Initially, the filmmakers – including director Rob Letterman, Forte, and producer Neal H. Moritz – faced a dilemma: with nearly 200 different Goosebumps books to choose from, which book to adapt? The answer came as the filmmakers cracked the code: they would put dozens of Stine’s most famous creations into one film, with Stine himself at the centre. “We wanted to create a bigger experience than the books or the television show,” says Forte. “The script needed to capture the true essence of the Goosebumps books, but also deliver a big movie ride for the audience.”
That true essence of the books required threading the needle on the tone that struck a chord, over and over again, in hundreds of books. “The books are scary, but not too scary; they’re fun, but not over-the-top,” says Moritz. “We wanted a story that kids could relate to, and have fun with Jack Black playing R.L. Stine. Jack has a quality that makes everyone comfortable.”
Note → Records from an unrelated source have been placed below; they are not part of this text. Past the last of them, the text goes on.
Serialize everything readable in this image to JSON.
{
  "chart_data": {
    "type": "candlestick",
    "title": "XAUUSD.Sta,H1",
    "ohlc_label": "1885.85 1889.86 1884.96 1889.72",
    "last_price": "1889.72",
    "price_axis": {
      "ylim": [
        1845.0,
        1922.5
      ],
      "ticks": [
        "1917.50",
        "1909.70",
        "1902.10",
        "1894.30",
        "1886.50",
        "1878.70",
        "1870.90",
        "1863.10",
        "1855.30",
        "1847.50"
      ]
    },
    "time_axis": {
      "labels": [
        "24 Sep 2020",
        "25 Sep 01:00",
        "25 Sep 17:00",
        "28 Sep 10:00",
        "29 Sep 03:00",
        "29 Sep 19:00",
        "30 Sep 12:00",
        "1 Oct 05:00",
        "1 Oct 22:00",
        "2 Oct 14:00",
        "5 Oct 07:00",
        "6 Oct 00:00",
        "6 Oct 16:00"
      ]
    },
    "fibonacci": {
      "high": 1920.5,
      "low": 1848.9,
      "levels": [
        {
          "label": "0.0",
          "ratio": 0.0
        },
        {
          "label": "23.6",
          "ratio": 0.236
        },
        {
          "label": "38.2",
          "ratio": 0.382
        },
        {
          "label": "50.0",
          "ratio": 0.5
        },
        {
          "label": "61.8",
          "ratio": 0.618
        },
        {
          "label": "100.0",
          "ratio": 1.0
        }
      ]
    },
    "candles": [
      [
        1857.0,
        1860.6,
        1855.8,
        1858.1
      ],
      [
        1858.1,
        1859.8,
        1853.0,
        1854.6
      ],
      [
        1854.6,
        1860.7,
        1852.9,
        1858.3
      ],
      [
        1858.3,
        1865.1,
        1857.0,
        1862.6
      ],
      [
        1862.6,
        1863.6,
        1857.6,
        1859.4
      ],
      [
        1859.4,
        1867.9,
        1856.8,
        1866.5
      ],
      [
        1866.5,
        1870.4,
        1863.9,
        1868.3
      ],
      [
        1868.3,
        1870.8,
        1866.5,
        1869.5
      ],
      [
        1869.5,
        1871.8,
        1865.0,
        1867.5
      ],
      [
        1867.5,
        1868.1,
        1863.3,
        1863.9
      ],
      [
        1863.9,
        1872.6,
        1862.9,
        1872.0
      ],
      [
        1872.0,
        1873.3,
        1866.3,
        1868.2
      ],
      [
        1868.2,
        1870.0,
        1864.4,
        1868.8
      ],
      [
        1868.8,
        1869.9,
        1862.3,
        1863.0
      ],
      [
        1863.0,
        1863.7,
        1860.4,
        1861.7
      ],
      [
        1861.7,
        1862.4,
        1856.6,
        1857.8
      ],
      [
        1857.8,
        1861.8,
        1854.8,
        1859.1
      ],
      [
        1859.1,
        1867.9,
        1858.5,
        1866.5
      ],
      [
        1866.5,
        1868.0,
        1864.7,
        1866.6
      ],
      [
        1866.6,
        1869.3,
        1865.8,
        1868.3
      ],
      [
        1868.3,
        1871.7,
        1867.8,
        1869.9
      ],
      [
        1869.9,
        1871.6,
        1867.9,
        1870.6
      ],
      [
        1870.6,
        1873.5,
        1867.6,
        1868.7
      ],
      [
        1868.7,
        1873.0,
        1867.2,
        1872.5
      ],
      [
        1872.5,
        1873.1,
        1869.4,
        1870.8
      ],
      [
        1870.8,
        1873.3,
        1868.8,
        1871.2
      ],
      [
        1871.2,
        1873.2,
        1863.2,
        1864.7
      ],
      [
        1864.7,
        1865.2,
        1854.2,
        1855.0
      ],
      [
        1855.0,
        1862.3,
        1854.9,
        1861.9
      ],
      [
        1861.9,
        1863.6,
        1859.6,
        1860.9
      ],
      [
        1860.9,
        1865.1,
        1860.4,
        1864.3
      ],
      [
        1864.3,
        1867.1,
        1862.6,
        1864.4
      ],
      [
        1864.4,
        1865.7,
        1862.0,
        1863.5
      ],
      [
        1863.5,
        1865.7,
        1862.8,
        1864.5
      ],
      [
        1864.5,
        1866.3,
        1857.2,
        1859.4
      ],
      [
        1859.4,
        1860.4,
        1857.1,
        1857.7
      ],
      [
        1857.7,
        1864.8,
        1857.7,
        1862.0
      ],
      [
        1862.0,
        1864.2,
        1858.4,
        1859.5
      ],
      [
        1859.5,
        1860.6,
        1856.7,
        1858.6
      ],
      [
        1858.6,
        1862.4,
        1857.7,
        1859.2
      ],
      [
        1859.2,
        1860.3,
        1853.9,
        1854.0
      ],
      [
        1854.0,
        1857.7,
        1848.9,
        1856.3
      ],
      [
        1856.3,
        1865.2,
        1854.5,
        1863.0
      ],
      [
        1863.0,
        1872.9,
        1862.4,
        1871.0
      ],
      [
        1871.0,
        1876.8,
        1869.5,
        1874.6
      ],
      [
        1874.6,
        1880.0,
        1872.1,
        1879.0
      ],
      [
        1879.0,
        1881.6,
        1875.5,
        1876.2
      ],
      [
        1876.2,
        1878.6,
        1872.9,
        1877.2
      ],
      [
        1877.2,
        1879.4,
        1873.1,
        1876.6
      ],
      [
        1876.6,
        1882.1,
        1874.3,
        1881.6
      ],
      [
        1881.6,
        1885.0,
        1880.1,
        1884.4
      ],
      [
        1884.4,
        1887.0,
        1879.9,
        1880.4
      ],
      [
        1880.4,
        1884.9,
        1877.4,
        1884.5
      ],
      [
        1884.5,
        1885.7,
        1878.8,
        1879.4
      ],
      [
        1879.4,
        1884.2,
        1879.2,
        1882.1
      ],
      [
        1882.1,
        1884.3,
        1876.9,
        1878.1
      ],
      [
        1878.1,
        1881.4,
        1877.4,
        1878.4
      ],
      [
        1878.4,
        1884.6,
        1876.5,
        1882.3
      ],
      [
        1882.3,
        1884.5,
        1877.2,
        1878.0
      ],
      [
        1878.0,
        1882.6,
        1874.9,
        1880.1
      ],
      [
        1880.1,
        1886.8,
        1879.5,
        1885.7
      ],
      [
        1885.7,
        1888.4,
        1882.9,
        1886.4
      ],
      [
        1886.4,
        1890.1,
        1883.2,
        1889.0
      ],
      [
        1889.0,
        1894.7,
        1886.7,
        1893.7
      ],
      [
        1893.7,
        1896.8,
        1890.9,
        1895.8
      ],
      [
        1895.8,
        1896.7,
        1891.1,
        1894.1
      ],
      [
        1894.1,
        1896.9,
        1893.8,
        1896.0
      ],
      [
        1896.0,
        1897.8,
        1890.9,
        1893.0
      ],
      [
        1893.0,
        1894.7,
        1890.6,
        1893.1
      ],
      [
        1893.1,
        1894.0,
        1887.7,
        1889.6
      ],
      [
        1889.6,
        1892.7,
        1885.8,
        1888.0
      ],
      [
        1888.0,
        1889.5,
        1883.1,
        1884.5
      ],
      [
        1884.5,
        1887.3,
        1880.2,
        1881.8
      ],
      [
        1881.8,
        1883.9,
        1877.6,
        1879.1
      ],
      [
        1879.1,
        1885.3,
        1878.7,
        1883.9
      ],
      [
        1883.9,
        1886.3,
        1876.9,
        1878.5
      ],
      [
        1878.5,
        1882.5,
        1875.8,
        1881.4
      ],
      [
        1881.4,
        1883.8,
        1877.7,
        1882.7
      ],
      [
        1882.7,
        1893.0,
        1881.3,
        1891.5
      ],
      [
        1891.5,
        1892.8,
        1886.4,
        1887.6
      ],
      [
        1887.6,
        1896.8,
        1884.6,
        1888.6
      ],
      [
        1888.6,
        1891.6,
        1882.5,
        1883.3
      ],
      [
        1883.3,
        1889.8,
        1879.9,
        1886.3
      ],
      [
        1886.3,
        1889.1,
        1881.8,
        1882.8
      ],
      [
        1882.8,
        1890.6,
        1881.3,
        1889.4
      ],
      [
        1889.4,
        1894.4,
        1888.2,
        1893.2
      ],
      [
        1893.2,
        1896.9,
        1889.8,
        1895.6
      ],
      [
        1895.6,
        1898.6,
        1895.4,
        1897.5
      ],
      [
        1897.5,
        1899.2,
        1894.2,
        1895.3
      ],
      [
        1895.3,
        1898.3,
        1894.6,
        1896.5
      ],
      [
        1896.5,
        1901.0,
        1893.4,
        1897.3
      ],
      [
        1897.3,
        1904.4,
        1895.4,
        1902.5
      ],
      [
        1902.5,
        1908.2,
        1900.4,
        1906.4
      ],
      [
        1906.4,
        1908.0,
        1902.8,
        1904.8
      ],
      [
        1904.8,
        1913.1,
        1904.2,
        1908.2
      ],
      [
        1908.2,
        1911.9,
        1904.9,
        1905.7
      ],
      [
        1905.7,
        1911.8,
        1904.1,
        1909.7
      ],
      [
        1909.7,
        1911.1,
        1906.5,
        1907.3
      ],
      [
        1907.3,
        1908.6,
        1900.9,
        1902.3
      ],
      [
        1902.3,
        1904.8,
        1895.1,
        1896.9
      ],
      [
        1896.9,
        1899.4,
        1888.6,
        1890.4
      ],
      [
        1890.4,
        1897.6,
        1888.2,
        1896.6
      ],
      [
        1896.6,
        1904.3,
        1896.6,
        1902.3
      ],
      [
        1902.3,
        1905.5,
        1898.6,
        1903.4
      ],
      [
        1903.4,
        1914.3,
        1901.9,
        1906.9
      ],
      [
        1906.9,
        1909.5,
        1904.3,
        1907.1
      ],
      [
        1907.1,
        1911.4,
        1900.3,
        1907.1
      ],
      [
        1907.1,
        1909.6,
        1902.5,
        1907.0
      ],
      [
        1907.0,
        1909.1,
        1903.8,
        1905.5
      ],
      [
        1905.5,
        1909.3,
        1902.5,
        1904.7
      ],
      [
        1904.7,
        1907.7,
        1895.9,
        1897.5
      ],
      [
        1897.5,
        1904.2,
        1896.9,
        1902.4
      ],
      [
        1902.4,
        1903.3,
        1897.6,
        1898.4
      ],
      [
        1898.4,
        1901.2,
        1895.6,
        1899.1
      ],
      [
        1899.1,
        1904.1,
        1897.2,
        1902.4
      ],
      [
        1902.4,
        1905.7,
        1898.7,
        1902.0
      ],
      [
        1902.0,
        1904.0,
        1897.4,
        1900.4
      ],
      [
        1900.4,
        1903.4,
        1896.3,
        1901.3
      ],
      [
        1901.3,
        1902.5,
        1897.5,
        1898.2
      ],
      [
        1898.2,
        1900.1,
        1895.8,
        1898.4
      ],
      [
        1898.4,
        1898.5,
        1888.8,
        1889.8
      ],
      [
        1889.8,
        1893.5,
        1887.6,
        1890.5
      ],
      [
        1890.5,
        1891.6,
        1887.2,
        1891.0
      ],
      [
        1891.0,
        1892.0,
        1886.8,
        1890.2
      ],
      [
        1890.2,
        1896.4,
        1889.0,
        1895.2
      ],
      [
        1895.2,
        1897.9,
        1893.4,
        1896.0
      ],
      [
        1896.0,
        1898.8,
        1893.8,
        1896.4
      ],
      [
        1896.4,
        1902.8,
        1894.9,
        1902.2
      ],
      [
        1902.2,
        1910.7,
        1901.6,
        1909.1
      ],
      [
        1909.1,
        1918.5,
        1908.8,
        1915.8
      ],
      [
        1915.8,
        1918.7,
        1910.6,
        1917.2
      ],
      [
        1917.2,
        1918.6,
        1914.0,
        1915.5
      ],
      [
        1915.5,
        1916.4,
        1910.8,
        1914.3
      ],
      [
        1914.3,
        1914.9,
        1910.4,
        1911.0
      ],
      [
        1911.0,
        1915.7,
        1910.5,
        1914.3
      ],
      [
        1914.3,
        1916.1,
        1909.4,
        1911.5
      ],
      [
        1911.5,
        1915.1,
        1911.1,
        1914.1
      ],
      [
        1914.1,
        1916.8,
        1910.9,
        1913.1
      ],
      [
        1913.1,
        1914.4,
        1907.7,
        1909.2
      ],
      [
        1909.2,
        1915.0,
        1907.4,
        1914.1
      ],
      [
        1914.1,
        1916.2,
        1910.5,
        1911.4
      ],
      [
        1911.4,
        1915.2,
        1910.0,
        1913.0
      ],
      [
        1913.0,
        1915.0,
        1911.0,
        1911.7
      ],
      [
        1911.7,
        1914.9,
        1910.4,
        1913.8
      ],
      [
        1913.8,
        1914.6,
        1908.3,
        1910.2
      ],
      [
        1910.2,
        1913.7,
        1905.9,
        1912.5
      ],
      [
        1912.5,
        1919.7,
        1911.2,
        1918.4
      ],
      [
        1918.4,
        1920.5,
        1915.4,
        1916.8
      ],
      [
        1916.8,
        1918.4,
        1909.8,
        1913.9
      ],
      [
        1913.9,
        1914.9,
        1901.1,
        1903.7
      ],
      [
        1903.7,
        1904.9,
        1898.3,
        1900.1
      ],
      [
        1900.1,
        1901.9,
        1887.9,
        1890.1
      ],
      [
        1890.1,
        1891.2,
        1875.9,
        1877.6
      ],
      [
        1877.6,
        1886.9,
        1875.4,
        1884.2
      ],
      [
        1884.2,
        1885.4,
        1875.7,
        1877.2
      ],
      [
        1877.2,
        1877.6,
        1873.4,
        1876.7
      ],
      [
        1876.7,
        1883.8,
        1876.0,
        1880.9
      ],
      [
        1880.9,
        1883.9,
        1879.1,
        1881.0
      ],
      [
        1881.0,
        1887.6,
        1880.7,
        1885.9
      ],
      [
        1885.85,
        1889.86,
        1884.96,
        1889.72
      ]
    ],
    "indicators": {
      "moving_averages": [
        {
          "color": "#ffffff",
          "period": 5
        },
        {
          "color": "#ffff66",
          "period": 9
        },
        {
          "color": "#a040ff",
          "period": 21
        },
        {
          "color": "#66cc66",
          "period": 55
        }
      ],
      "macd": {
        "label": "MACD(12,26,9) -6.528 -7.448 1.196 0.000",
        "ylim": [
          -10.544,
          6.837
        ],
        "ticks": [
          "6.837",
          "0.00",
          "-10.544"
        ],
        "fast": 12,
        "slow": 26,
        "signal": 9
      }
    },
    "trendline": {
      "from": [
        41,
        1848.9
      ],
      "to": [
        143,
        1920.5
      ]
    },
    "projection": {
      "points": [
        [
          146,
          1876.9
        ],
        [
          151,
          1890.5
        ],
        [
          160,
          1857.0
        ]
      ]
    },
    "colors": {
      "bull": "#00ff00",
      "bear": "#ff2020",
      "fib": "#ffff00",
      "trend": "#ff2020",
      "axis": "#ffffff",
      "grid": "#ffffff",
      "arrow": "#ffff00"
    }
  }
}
“That combo of funny and scary goes so well together – they’re like peanut butter and jelly,” says Black. With that in mind, the filmmakers’ sought to emulate the books’ perfect mix of the right amount of a fun adventure, and the right amount of thrills. And Black says that no less a source that R.L. Stine himself told them so. “When we first met with R.L. Stine, that was his one word of advice – to stick to that tone. He loved the script, he loved that I would be portraying him, and he gave us his blessing.”
“That was the most important thing to me – is there the same blend of scares and humour that we have in the books? Does it match? It has to have laughs and it has to have twists and turns,” says R.L. Stine. “I’ve always called the Goosebumps books ‘safe scares,’ because kids know what to expect. They’re going to be safe the whole way, while having these creepy adventures. So, I was so happy when I read the script and it felt just like the books.”
“The other part of it was balancing the comedy and the thrills, to make sure it didn’t get too scary for kids but still had the fun scares that the series is known for,” Letterman continues.
Opposite Black, the filmmakers cast so many of Stine’s famous creations. Leading the way as the chief villain is Stine’s most lasting creation: Slappy the Dummy. In the film, Slappy is Stine’s alter ego and the mastermind behind the evil plot. The filmmakers reached out to Ironhead Studio to design and create a real, working ventriloquist’s dummy – one that resembles Jack Black in many ways. The dummy was entirely manual – no electronics at all – and puppeted by Avery Lee Jones, who got the job after a nationwide audition.
Joining Slappy in the film are many of Stine’s other creations including The Ghouls from Attack of the Graveyard Ghouls, Snake Lady from Escape from the Carnival of Horrors, Bog Monster from You Can’t Scare Me!, Vampire Poodle from Please Don’t Feed the Vampire!, and many, many more.
Among all of these choices, which is Black’s favorite? “Slappy the Dummy, of course,” he says – noting that the reason is probably because the dummy looks just like him. Besides Slappy? “The bug-eyed aliens, or the bog monster,” he says. “The bog monster is a swamp thing, but from the right angle, it looks just like a butt. Can we call it the butt monster?”
Black is at the centre of the film in the role of R.L. Stine. He says that he put in the work to make Stine a completely unique character. “When I read the script a few times, I felt like the character needed to look and sound different than me – it couldn’t be like the dude from School of Rock is now the writer R.L. Stine,” he says. “No, it needed to be a character that I haven’t played before, someone with a little more gravitas, a respected writer. So, I worked on his voice, and I decided to give him a little bit of an Orson Wells-ian accent. Refined. I wanted him to be someone with a taste for the finer things.”